Earlier this week, I saw Iggy Pop and the Stooges perform live at the Warfield to an audience of about 2,000 people. The band was supposed to swing through San Francisco in September, but their tour was postponed when Iggy broke his foot. And as soon as he bounded out onto the stage, shirtless of course, his compact wiry frame and deranged expression giving truth and life to this rock icon who sneered before us, it became all so obvious why a broken foot befell Iggy those few months ago: At 64 years old, the dude is still a fucking insane performer.

That he is a captivating wild man was certainly no surprise to anyone, myself included. But I had never really understood the extent of his persona until seeing him live and in the flesh for the first time. And once given the opportunity to breathe him in, it is immediately apparent that this reigning godfather of punk is not going quietly into the night. In his weathered and wizened state, he has lost none of his edge; few musical performances are as inspiring as watching him unravel on stage.

And let’s not forget the band, of course. The Stooges are still a formidable outfit. Iggy and drummer Scott Asheton (brother to original guitarist Ron, who sadly departed in 2009) are the only original members still standing, and are today supplemented by another punk icon, Mike Watt, on bass and James Williamson on guitar, who first joined the band in 1970. Tenor saxophonist Steve MacKay, who played on the Stooges’ epic second album Fun House,  feeds an element of jazz into the beast, rounding out the mix. These musicians provide a transformative instrumental narrative for Pop, and together they channel those early days of burgeoning revolution into the band’s Michigan bred music. The Stooges offer a powerful musical platform for Iggy, who then offers himself powerfully to the crowd. (Two lackeys close at hand offered assistance to Iggy when his mic cord looked in danger of strangling him or when he plunged into the pit, which happened often.) And as mesmerizing and quintessential a performer as he is, Iggy is eager to share the spotlight. He urged audience members up on stage with him very early in the show and clearly feeds off the musicians playing behind him; the gratitude for the company he keeps is palpable.

At times, Iggy would lift his head up and offer his mug to the crowd, and it was then that we could see how ecstatic he was to be performing for us, a new generation of fans filled and satiated by his charisma, by his drama. And he didn’t want to quit, seemingly not wanting the encore to end, coming back for more and more, throwing himself into the pit again and again. The physicality of his performance was unbelievable; it’s quite clear how he got that physique. Speaking of physique, Iggy unbuckled his pants late in the show, the entirety of his groin in clear view, and though we collectively waited for his pants to fall down as he continued to strut around the stage, somehow he kept them up just enough and we did not, in fact, get an Iggy Pop full frontal. Magic in its own right.

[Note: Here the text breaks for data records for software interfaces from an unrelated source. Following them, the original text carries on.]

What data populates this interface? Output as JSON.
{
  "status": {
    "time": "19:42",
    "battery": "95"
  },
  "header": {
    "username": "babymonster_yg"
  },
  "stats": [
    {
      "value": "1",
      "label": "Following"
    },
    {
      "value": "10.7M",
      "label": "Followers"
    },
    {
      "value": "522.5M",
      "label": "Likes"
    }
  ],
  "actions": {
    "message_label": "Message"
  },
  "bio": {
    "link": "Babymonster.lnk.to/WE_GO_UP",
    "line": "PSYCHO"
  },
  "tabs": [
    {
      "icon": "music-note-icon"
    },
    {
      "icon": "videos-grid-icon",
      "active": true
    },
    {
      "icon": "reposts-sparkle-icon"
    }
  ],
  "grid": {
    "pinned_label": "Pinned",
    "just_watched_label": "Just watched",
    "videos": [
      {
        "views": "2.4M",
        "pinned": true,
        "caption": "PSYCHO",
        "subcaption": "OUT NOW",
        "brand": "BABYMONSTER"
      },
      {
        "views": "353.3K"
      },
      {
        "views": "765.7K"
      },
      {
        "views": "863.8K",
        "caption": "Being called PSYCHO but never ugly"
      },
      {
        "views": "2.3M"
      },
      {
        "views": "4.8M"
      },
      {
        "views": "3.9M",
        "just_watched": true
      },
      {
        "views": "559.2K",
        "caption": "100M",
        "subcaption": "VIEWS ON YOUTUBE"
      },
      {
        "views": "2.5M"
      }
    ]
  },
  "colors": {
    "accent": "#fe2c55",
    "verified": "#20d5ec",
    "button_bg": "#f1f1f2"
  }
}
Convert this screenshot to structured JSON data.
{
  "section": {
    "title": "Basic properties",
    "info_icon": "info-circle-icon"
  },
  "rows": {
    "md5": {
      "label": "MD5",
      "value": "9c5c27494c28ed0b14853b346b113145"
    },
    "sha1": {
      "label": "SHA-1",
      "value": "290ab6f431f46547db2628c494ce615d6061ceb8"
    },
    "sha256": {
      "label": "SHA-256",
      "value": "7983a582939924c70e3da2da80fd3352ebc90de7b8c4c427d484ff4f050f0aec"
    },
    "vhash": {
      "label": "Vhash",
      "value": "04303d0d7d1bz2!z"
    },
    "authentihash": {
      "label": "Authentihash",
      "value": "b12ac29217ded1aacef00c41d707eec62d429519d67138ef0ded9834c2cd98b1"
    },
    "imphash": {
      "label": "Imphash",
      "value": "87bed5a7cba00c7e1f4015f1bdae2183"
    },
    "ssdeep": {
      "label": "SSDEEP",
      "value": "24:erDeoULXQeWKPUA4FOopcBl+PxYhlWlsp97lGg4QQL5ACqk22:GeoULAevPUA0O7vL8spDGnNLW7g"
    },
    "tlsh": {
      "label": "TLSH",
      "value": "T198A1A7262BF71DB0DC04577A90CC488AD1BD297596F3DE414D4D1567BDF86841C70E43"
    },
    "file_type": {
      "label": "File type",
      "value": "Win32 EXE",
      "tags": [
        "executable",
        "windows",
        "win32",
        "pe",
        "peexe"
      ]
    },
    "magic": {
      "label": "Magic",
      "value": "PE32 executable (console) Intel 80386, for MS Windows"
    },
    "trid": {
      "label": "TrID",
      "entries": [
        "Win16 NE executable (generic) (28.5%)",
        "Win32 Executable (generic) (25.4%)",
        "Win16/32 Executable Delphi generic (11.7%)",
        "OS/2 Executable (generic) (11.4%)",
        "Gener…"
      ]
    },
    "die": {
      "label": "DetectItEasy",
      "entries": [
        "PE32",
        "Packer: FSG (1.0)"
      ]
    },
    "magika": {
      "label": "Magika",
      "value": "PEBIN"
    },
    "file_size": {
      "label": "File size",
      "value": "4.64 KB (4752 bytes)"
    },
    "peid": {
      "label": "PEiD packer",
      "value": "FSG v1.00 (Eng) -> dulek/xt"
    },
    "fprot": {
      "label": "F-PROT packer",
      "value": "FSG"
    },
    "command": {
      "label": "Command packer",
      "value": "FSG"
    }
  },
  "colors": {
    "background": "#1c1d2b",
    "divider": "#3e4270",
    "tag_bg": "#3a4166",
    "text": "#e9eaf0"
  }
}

As triumphant as these gestures were, and as much as the Stooges nailed the performance, I found it hard not to consider Iggy’s age and wonder if we could ever expect to see him in a state of such ecstatic standing again. There was something otherworldly about what he was unleashing, an unfiltered rawness from another time, another age, and to say that he met my expectations, this living legend who changed the landscape of music, would be underestimating the impact of the performance.

Forty years into a career, Iggy Pop and the Stooges are still a consummate band, forever and always beyond the precipice of ordinary rock n’ roll.